The fact that NATO is taking Europe’s security back into its own hands is a sharp blow to French-backed plans for EU autonomy.
The NATO summit in Madrid at the end of June saw the rebirth of the Atlantic Alliance, the very same one that, back in November 2019, Emmanuel Macron had said was“ brain dead”. The decisions taken at the summit mark a historic turning point. The allies reached agreement that Russia constituted a direct threat to their security, being backed up with a strategic partnership between Moscow and Beijing. They confirmed their unconditional support for Ukraine for as long as necessary. They approved the membership of Finland and Sweden, after removing Turkey’s right of veto. This provides a true foundation for the defense of the Baltic states and opens possibilities of intervention in the Arctic. They increased the high readiness force by 40,000 to well over 300,000, of which 100,000 can be mobilized within ten days. They decided to deploy eight new tactical groups in Western Europe and to considerably strengthen aerial surveillance. They committed themselves to investing at least 2% of their GNP in defense, an objective that will be reached by 19 of the 30 nations by 2024.
This renewal of NATO is all about collective security in face of the threat from Russia, and about recentering its military dimension, including the nuclear aspect.

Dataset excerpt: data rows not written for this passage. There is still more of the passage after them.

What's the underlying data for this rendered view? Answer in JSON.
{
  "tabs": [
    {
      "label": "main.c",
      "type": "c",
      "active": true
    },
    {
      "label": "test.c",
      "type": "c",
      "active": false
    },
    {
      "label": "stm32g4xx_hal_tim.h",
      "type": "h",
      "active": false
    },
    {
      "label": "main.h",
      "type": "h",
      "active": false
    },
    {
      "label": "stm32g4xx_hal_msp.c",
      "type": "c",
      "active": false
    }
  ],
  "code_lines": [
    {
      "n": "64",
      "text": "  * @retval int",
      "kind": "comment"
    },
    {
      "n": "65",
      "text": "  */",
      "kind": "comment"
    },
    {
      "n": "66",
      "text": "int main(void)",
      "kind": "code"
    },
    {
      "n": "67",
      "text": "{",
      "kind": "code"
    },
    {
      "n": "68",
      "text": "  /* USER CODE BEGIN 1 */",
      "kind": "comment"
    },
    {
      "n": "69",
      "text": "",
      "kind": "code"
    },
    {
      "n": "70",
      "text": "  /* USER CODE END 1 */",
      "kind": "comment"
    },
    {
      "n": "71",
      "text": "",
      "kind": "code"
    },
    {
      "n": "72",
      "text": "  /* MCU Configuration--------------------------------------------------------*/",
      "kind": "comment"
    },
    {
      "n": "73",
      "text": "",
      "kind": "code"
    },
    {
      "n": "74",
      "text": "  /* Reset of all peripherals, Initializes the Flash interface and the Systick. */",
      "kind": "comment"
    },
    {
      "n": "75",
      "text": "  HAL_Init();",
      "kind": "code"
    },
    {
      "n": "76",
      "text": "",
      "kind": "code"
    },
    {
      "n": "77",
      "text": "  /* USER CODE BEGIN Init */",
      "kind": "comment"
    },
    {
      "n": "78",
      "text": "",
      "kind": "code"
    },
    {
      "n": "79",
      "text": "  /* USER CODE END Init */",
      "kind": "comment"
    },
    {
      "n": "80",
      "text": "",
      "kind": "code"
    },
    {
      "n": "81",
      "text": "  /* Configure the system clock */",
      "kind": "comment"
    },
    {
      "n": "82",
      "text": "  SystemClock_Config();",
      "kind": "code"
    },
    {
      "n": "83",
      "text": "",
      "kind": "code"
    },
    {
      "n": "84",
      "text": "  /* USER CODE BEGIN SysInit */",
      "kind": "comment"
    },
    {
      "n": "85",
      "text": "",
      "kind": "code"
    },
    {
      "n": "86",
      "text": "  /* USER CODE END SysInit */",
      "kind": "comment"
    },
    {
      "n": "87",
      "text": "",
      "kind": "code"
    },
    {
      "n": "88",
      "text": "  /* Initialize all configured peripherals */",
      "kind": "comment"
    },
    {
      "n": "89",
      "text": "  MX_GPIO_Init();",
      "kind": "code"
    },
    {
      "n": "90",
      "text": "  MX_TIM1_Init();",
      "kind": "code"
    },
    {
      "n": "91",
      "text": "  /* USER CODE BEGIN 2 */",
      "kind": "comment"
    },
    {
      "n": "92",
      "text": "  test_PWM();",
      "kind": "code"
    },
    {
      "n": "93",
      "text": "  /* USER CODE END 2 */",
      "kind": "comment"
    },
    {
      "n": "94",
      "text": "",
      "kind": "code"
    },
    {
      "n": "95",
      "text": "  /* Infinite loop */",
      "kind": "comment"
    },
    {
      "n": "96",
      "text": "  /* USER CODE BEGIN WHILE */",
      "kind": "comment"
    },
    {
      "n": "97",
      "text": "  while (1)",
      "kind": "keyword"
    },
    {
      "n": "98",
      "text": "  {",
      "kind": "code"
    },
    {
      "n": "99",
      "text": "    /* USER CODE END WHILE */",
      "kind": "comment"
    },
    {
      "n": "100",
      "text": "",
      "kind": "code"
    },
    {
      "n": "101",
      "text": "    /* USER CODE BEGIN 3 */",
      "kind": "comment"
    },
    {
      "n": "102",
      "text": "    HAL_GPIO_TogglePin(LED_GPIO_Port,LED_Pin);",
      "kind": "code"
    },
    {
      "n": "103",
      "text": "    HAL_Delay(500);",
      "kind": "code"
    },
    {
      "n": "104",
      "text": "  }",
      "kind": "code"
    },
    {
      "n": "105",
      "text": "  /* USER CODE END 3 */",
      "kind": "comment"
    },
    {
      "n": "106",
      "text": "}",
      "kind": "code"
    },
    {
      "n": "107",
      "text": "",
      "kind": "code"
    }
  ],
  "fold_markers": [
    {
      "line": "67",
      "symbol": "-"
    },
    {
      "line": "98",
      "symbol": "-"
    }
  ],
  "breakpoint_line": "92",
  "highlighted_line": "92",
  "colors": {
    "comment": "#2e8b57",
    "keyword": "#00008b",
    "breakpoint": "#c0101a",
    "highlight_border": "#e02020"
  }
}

All this reminds one of the tensest moments of the standoff between our democracies and the Soviet Union in the 1950s, for it includes breaking off contacts – in energy, trade and finance, as well as human contacts – between the two blocs. It contributes to the break-up of globalization into spheres of influence and regional zones.
With the exception of France and the United Kingdom, European democracies have been taken by surprise by the return to high intensity war on the continent and its direct threat to their security. Russian aggression towards Ukraine has had the effect of “NATO-izing” Europe, and American presence on the continent has been considerably stepped up. However, the unity displayed by the allies masks persistent divergences and difficulties that must be overcome in the long run if we want to rebuild an effective deterrent against Russia.
The priority given to the East, strongly supported by Eastern European and Scandinavian countries, must not be allowed to hide the fact that the Islamist threat is still there, as is the risk of one-sided conflicts in Africa and the Middle East. The USA’s desire to involve NATO in its rivalry with China, which shares Russia’s objective of seeing a post-Western world and which is bound to be a challenge to the interest, security and values of the allies, does not meet with unanimous approval. The fact that NATO is taking Europe’s security back into its own hands is a sharp blow to French-backed plans for EU autonomy, with its “strategic compass”, and European rearmament could benefit the American defense industry more than anything else. Lastly, no clear strategy has emerged with regard to the break between the West and the South because of the Ukrainian conflict, with the South supporting Russia by and large.
These differences are accentuated by the fragility of the allies and the divisions between them. The USA is being undermined by its institutional crisis – as illustrated by the attack on the Capitol in January 2021 and the politicization of the Supreme Court – and the radicalization of public opinion. Its renewed commitment to our continent depends on whether or not the Republicans win the mid-term elections or the next presidential ones. Europe has been weakened economically, politically and morally. Given stagflation, the energy crisis and the food crisis, public opinion is increasingly susceptible to be influenced by populists, as was shown by Emmanuel Macron’s setback at the general election. Eastern and Northern countries differ in their views of the objectives to be pursued in the Ukraine war and their vision of Russia, as do Western and Southern countries. Turkey, which is making extradition of its opponents and delivery of modernized F-16s a condition for its ratification of the membership of Sweden and Finland, remains an unlikely ally.
Faced with this Cold War that is opposing them to Russia, Western democracies must learn a lesson from the strategy that enabled them to triumph over the Soviet Union, by avoiding open armed confrontation and taking account of changes in the world.
(Article published in Le Point, 7th July 2022)